• [Supplied entries]:

┌────────

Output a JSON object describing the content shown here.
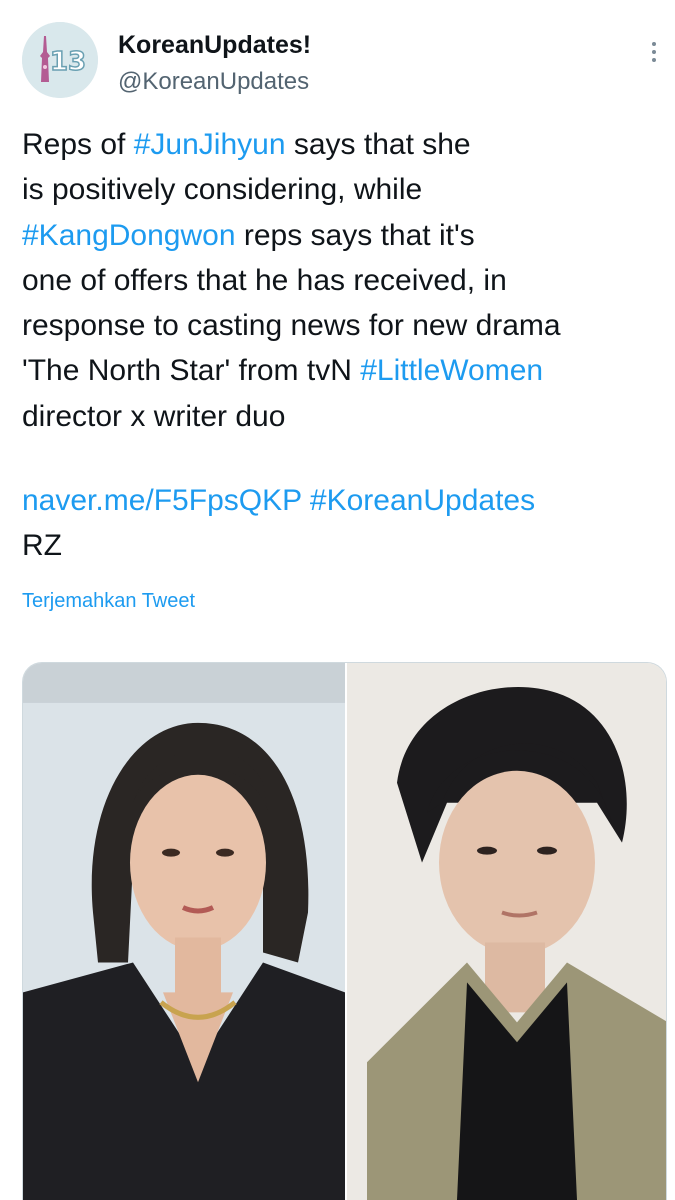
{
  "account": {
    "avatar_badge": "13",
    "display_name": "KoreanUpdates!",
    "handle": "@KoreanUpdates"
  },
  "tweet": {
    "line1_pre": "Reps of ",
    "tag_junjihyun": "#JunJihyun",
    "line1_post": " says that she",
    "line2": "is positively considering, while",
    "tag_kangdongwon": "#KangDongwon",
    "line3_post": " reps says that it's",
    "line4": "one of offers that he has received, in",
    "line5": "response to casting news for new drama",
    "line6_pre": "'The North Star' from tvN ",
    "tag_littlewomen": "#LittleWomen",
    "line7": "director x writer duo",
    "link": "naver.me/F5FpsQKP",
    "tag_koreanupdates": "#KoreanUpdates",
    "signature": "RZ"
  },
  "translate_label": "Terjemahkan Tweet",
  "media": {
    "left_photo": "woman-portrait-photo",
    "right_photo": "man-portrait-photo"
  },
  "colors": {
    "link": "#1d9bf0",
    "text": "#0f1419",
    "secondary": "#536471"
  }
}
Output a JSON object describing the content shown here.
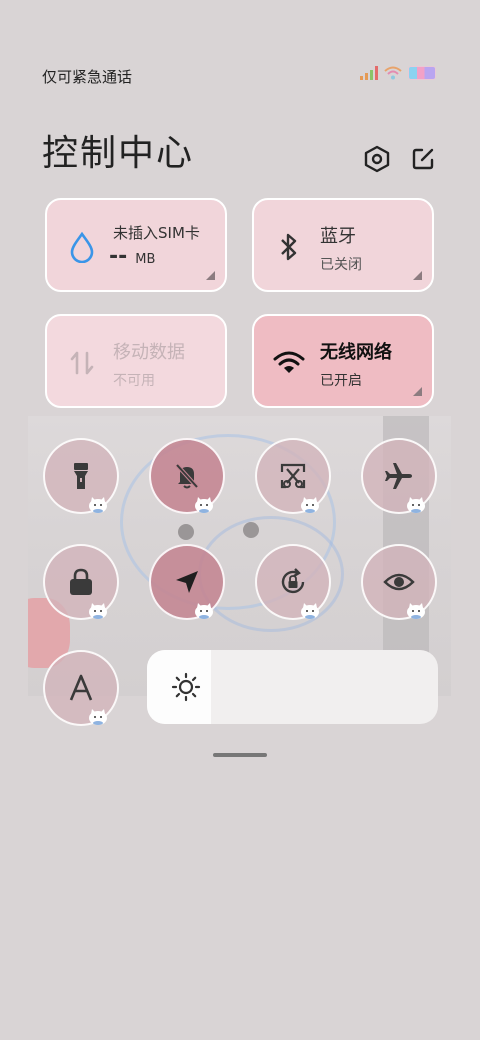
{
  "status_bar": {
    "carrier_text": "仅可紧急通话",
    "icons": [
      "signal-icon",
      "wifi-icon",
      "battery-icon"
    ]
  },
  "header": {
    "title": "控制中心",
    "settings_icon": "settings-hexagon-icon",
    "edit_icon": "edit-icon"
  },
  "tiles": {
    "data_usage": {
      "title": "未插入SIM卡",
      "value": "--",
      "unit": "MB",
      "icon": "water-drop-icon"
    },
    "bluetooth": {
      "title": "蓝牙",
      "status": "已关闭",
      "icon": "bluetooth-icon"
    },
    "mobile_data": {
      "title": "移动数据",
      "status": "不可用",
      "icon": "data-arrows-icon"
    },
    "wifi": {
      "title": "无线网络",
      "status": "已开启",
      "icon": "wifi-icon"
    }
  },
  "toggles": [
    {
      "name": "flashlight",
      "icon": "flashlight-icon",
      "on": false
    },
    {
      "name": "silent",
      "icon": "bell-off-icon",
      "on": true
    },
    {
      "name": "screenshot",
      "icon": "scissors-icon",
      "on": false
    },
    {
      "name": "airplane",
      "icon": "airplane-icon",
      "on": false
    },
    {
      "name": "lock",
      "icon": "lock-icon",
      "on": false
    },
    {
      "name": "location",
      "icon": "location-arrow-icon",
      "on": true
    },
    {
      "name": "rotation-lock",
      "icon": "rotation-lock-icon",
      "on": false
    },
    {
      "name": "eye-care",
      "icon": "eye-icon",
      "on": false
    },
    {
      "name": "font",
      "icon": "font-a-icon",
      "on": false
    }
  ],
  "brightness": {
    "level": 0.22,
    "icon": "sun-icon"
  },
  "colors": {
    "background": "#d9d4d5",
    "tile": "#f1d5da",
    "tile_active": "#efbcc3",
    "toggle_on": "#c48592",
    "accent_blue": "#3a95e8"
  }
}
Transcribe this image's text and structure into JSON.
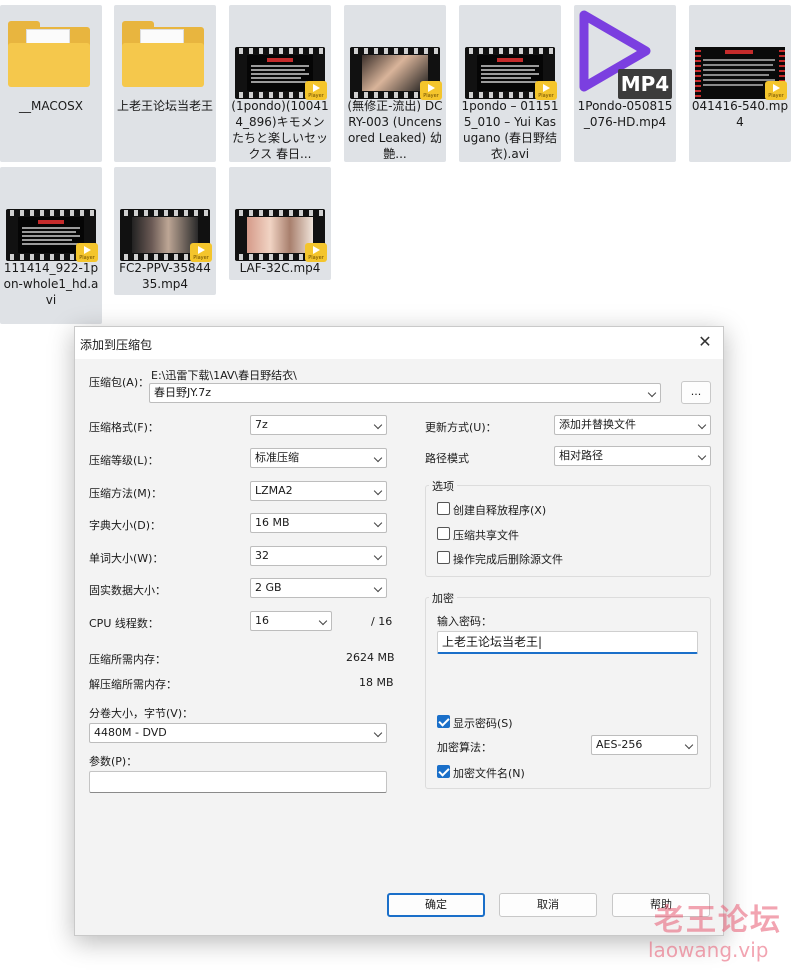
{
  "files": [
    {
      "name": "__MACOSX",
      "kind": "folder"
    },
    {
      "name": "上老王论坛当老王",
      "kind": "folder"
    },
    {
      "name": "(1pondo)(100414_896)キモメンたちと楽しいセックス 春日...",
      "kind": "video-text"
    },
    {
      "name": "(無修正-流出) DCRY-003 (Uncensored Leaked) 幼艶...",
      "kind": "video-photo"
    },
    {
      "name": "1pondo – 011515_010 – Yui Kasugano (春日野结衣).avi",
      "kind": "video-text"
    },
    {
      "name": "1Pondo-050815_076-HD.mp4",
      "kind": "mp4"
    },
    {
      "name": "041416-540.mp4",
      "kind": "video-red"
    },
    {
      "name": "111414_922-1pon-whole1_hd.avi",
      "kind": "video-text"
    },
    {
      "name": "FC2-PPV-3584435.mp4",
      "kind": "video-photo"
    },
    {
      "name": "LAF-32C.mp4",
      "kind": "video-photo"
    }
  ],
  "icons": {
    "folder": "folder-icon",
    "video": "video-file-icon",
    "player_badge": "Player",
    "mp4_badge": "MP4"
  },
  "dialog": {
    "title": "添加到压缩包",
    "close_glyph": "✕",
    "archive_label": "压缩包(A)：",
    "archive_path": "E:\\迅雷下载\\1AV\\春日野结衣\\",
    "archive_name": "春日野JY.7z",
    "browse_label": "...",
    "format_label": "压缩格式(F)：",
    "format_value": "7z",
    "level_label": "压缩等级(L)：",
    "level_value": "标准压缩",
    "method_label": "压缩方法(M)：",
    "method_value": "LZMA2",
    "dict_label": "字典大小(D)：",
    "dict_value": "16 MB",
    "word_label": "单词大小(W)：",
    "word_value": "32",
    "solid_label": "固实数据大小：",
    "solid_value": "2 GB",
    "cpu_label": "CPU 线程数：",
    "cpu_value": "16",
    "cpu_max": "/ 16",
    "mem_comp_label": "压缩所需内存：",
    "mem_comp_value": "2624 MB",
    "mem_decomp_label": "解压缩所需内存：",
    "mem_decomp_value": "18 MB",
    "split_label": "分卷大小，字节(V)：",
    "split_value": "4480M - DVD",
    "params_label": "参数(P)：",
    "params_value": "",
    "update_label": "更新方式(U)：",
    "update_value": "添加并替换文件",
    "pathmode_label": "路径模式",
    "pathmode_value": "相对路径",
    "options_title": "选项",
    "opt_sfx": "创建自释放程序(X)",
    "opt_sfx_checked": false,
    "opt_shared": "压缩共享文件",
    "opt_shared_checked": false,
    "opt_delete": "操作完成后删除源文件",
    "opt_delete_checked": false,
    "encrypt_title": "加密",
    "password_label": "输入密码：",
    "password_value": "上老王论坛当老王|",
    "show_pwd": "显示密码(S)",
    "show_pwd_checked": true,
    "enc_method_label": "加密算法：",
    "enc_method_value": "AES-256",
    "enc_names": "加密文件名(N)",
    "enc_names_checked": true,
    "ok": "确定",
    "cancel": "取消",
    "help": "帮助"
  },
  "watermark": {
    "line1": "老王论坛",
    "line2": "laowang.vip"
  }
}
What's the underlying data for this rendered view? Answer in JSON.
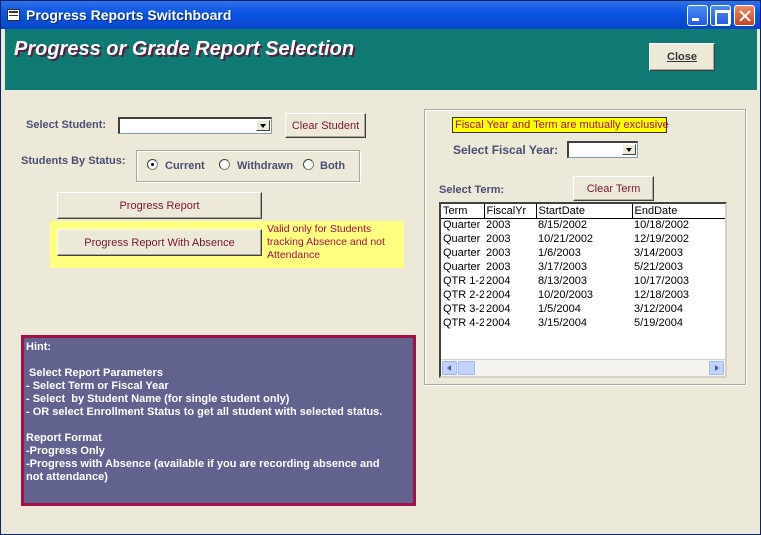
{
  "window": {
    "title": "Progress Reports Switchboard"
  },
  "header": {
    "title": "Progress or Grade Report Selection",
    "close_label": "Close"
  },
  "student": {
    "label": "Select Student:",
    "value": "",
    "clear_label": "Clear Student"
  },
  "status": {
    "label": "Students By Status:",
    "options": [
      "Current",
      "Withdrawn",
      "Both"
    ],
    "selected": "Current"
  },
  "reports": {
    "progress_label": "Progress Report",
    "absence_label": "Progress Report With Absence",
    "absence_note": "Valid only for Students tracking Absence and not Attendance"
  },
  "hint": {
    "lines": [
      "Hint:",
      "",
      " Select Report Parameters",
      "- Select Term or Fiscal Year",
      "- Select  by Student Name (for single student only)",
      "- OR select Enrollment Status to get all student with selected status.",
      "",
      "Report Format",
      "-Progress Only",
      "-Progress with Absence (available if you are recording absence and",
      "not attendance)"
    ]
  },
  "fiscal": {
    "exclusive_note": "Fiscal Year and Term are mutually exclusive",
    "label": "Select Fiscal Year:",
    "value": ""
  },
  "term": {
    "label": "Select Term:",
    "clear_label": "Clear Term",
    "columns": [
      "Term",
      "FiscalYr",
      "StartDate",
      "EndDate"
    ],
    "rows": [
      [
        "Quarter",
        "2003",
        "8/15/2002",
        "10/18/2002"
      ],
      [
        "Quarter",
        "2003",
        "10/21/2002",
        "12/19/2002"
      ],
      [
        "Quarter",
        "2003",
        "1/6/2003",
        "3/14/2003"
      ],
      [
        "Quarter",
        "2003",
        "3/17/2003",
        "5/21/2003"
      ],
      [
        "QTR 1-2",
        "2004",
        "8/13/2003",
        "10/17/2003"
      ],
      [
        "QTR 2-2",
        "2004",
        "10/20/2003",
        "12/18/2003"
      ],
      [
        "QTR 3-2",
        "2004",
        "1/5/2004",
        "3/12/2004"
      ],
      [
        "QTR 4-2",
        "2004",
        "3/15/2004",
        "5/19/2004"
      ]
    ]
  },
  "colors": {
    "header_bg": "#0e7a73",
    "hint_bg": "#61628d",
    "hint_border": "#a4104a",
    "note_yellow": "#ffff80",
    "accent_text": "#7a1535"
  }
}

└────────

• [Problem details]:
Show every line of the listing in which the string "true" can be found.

• [Solution]:
      "on": true
      "on": true
    "show_pwd_checked": true,
    "enc_names_checked": true,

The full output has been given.